Alex Leff

Alex Leff is a digital editor on NPR's International Desk, helping oversee coverage from journalists around the world for its growing Internet audience. He was previously a senior editor at GlobalPost and PRI, where he wrote stories and edited the work of international correspondents.

Among his proud achievements, Leff helped edit GlobalPost's investigation into the Catholic Church's pattern of reshuffling priests accused of abuse into South American parishes, a series that won a Religion News Association award in 2016.

Earlier in his career, Leff reported in Spain and Costa Rica. In San José, Costa Rica, Alex was a reporter for Reuters, the online editor at The Tico Times newspaper and a correspondent with GlobalPost, among other outlets.

Born in Brooklyn, NY, Leff earned a master's in journalism in Spanish at the University of Barcelona in conjunction with Columbia University.

It was in the early evening of Aug. 4 when two blasts convulsed Beirut. First, onlookers saw a major fire at the Mediterranean port. Then there was an explosion, and then another, shooting seismic waves through Lebanon's capital and a huge mushroom cloud into the sky.

More than 170 people died and thousands were injured. The scale of devastation — to buildings, infrastructure and people's livelihoods — is difficult to capture as residents take stock of the damage.

World events in 2019 certainly kept NPR's international desk busy, whether it was the trade fight with China or Brexit, another Israeli election or massive protests from Hong Kong to Iraq, Chile to Zimbabwe.

Amid the constant whirl of news, the foreign bureaus were also hard at work producing the feature stories that NPR is known for.

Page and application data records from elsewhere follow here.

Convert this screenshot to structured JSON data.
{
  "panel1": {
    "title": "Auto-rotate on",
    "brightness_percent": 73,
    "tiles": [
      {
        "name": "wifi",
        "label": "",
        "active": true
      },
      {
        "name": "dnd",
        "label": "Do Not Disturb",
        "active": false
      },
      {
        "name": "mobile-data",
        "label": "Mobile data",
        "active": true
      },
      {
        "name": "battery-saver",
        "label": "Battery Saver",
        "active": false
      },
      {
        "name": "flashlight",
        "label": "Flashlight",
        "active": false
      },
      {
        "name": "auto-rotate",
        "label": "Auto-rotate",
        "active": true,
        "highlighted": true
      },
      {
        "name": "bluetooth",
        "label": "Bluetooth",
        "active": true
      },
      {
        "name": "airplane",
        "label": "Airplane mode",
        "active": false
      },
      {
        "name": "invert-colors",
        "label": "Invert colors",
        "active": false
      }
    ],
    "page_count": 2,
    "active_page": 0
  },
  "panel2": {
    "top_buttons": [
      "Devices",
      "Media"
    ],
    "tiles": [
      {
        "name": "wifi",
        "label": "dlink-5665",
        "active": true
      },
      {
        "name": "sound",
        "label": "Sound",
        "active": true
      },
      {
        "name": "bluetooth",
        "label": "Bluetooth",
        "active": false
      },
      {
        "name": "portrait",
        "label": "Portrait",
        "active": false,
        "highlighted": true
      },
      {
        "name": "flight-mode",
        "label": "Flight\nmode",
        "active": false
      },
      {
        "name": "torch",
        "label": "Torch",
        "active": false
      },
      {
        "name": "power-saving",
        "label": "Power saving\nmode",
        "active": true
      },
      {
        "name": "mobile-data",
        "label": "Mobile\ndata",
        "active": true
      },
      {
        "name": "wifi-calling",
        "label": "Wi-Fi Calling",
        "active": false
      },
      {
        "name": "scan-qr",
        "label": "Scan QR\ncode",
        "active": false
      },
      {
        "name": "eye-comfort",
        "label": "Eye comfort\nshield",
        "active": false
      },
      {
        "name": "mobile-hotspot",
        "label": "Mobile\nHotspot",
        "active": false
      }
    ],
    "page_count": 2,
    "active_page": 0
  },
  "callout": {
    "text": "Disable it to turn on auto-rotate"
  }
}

They made long journeys, dug into data and spent time with farmers living beside glaciers; oppressed minorities; politicians; doctors and researchers; concerned parents; civilian survivors of war; and sometimes fighters, too.

President Trump has signed a bill signaling support for Hong Kong's protests, prompting Beijing to issue a sharp response and summon the U.S. ambassador to China.

The Hong Kong Human Rights and Democracy Act of 2019 allows the United States to level sanctions on individuals who carry out human rights violations in Hong Kong, which has been rocked by mass protests for more than five months.

Updated on Wednesday at 5:30 p.m. ET

In Iraq and Syria, news of ISIS leader Abu Bakr al-Baghdadi's death has stirred a mix of responses — from joy to disbelief to dread.

Since President Trump announced this weekend that Baghdadi died during a U.S. military operation in Syria, analysts have been grappling with the implications for the militant organization that has now lost its main chief in addition to all the territory it once held in Iraq and Syria.

Mongolia is changing. Rivers are dry. Pastureland is giving way to mines. And wintertime smog obscures the famed blue sky. How did Mongolia get here? It's a story of internal migration and economic transformation in an era of climate change.

Explore the visual narrative at https://apps.npr.org/mongolia/

Updated on Feb. 25 at 5:45 p.m. ET

When President Trump spoke in Florida earlier this month, he issued a stern warning about Venezuela: Members of the armed forces who continue to support President Nicolás Maduro "will find no safe harbor, no easy exit and no way out," he said. "You will lose everything."

A heavy barrage of news dominated headlines in 2018, but NPR's international correspondents continued to delve into underreported stories that mattered.

Here is a selection of original reporting from around the world that may have slipped under your radar amid the year's relentless news cycle.

In January, Pope Francis traveled to South America to spread peace and hope. Many cheered him on, but he also wound up causing emotional pain when he dismissed accusations that Chilean clergy had covered up sexual abuse.

In the weeks that followed, the Vatican's leading sex crimes investigator looked into the allegations, and the pope did an about-face: He acknowledged making mistakes.

Now, Francis has been apologizing and listening to some of those he offended most.